If you didn’t know something was against the law, how could you know not to do it? This question has received some attention in American jurisprudence. By and large, United States law does not recognize ignorance of the law as a valid defense–not in Pennsylvania, not in any other state.
There, however, are situations where you might be successful in pleading a version of ignorance. There will be many situations when you should not or cannot. This blog will analyze some examples of United States Supreme Court decisions on when you can’t plead ignorance of the law, then present a few examples of when and how acknowledging what you didn’t know might help.
Remember, call a York County criminal defense lawyer if you’ve been accused of a crime. We’ll bring our experience and knowledge to get you the best result possible.
Ignorance of the Law in the Eyes of the Supreme Court

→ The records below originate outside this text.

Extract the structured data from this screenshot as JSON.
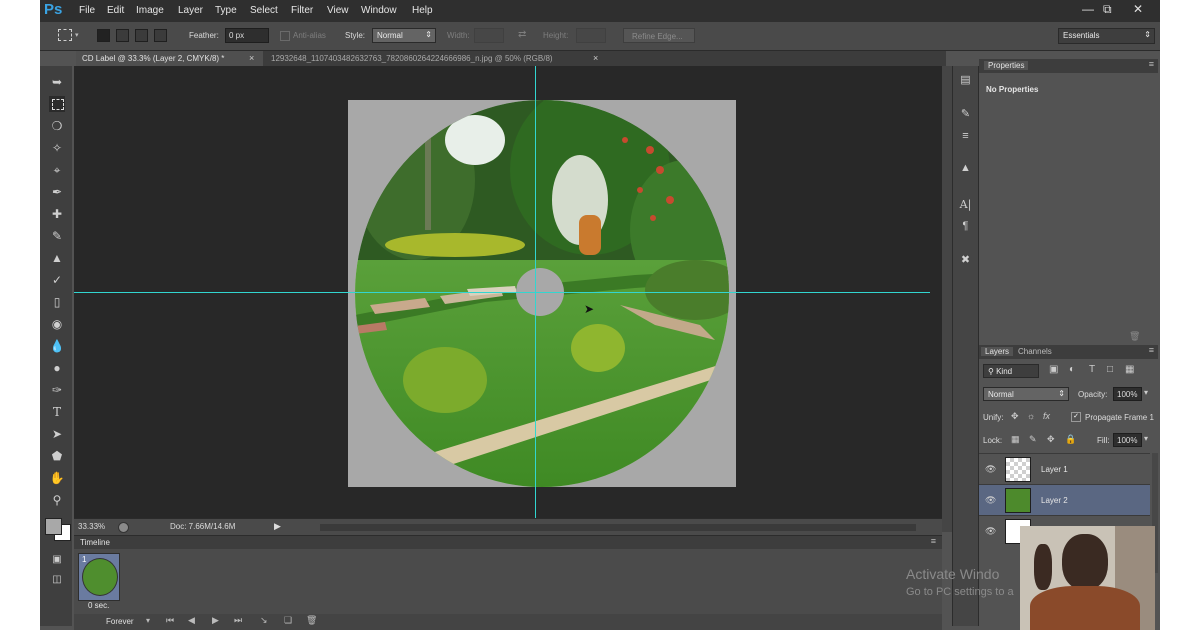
{
  "app": {
    "logo": "Ps",
    "menu": [
      "File",
      "Edit",
      "Image",
      "Layer",
      "Type",
      "Select",
      "Filter",
      "View",
      "Window",
      "Help"
    ]
  },
  "options_bar": {
    "feather_label": "Feather:",
    "feather_value": "0 px",
    "antialias_label": "Anti-alias",
    "style_label": "Style:",
    "style_value": "Normal",
    "width_label": "Width:",
    "height_label": "Height:",
    "refine_edge": "Refine Edge...",
    "workspace": "Essentials"
  },
  "tabs": [
    {
      "label": "CD Label @ 33.3% (Layer 2, CMYK/8) *",
      "close": "×"
    },
    {
      "label": "12932648_1107403482632763_782086026422466698​6_n.jpg @ 50% (RGB/8)",
      "close": "×"
    }
  ],
  "status": {
    "zoom": "33.33%",
    "doc": "Doc: 7.66M/14.6M"
  },
  "timeline": {
    "title": "Timeline",
    "frame_number": "1",
    "frame_delay": "0 sec.",
    "loop": "Forever"
  },
  "properties": {
    "title": "Properties",
    "empty_text": "No Properties"
  },
  "layers_panel": {
    "tab_layers": "Layers",
    "tab_channels": "Channels",
    "kind": "Kind",
    "blend_mode": "Normal",
    "opacity_label": "Opacity:",
    "opacity_value": "100%",
    "unify_label": "Unify:",
    "propagate_label": "Propagate Frame 1",
    "lock_label": "Lock:",
    "fill_label": "Fill:",
    "fill_value": "100%",
    "layers": [
      {
        "name": "Layer 1",
        "thumb": "transparent",
        "selected": false
      },
      {
        "name": "Layer 2",
        "thumb": "garden-photo",
        "selected": true
      },
      {
        "name": "",
        "thumb": "white",
        "selected": false
      }
    ]
  },
  "watermark": {
    "line1": "Activate Windo",
    "line2": "Go to PC settings to a"
  },
  "colors": {
    "guide": "#32d6d0",
    "selected_layer": "#5a6782",
    "canvas_bg": "#282828",
    "doc_bg": "#a8a8a8"
  }
}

The Supreme Court decided a case on the question of ignorance of the law as early as 1832 with Barlow v. the United States, 32 U.S. (7 Pet.) 404 (1833). In this case, defendant Barlow was trying to export unrefined sugar while declaring it refined.

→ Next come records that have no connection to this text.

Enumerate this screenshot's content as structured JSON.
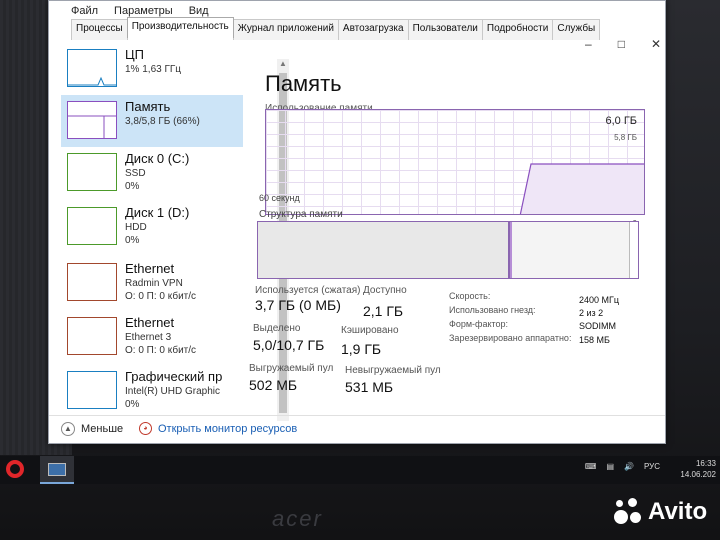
{
  "menu": [
    "Файл",
    "Параметры",
    "Вид"
  ],
  "tabs": [
    {
      "label": "Процессы",
      "active": false
    },
    {
      "label": "Производительность",
      "active": true
    },
    {
      "label": "Журнал приложений",
      "active": false
    },
    {
      "label": "Автозагрузка",
      "active": false
    },
    {
      "label": "Пользователи",
      "active": false
    },
    {
      "label": "Подробности",
      "active": false
    },
    {
      "label": "Службы",
      "active": false
    }
  ],
  "sidebar": [
    {
      "title": "ЦП",
      "lines": [
        "1% 1,63 ГГц"
      ],
      "color": "#1a7fc1",
      "selected": false
    },
    {
      "title": "Память",
      "lines": [
        "3,8/5,8 ГБ (66%)"
      ],
      "color": "#8a4fbf",
      "selected": true
    },
    {
      "title": "Диск 0 (C:)",
      "lines": [
        "SSD",
        "0%"
      ],
      "color": "#4c9a2a",
      "selected": false
    },
    {
      "title": "Диск 1 (D:)",
      "lines": [
        "HDD",
        "0%"
      ],
      "color": "#4c9a2a",
      "selected": false
    },
    {
      "title": "Ethernet",
      "lines": [
        "Radmin VPN",
        "О: 0 П: 0 кбит/с"
      ],
      "color": "#a2482d",
      "selected": false
    },
    {
      "title": "Ethernet",
      "lines": [
        "Ethernet 3",
        "О: 0 П: 0 кбит/с"
      ],
      "color": "#a2482d",
      "selected": false
    },
    {
      "title": "Графический пр",
      "lines": [
        "Intel(R) UHD Graphic",
        "0%"
      ],
      "color": "#1a7fc1",
      "selected": false
    }
  ],
  "main": {
    "title": "Память",
    "usage_label": "Использование памяти",
    "max": "6,0 ГБ",
    "chart_max": "5,8 ГБ",
    "x_left": "60 секунд",
    "x_right": "0",
    "structure_label": "Структура памяти",
    "stats": [
      {
        "label": "Используется (сжатая)",
        "value": "3,7 ГБ (0 МБ)"
      },
      {
        "label": "Доступно",
        "value": "2,1 ГБ"
      },
      {
        "label": "Выделено",
        "value": "5,0/10,7 ГБ"
      },
      {
        "label": "Кэшировано",
        "value": "1,9 ГБ"
      },
      {
        "label": "Выгружаемый пул",
        "value": "502 МБ"
      },
      {
        "label": "Невыгружаемый пул",
        "value": "531 МБ"
      }
    ],
    "kv": [
      {
        "k": "Скорость:",
        "v": "2400 МГц"
      },
      {
        "k": "Использовано гнезд:",
        "v": "2 из 2"
      },
      {
        "k": "Форм-фактор:",
        "v": "SODIMM"
      },
      {
        "k": "Зарезервировано аппаратно:",
        "v": "158 МБ"
      }
    ]
  },
  "footer": {
    "less": "Меньше",
    "resmon": "Открыть монитор ресурсов"
  },
  "taskbar": {
    "lang": "РУС",
    "time": "16:33",
    "date": "14.06.202"
  },
  "overlay": {
    "avito": "Avito"
  }
}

The Court didn’t accept that Barlow was unaware of the actual classification of the sugar, nor did they accept his argument that he never intended to defraud anyone. The Court announced, “Ignorance of the law will not excuse any person, either civilly or criminally.”
More than a century later, in Cheek v. United States, 498 U.S. 192 (1991) addressed how the legal concepts of general and specific intent function with United States tax law. Again the Court said, “The general rule that ignorance of the law or mistake of law is no defense to criminal prosecution is deeply rooted in the American legal system.”
However, unlike in Barlow, the Court recognized that the sheer number of tax laws and regulations created a situation where remembering every tax law was an ordeal indeed. Because of this, the current Court recalled that 60 years ago, the then-Court interpreted the word “willfully” in statutory law as indicating an exception.
As a result, the Court understood that tax law contained an ignorance of the law exception, due to the complex and confusing nature of tax regulations. Many jurisdictions would go on to recognize a difference between general and specific intent with regard to many other laws.
Other Cases When Ignorance of the Law Is a Valid Defense
Much as in the Cheek, states tend to recognize as exceptions times when it might be reasonable that someone doesn’t know the law. Typically, the rule is that, since laws are publicly published, it is assumed that everyone is aware of the laws.
Courts may recognize the difficulty in distinguishing between local and state laws, particularly for those traveling on highways outside their home state. When there are no warning traffic signs in a particular area, an attorney may help you plead ignorance of the law. Similarly, when laws are very new, courts might acknowledge that not enough time has passed to assume that everyone is familiar with the recently enacted laws.
Finally, though ignorance of the law isn’t an excuse, it may be a mitigating factor. Judges must think about several factors before sentencing, and one of those factors is the ability of the defendant to present new information about themselves to recontextualize the behavior of which they have been accused. Ignorance of the law may be one such consideration, as well as more factors like a defendant’s lack of a criminal record.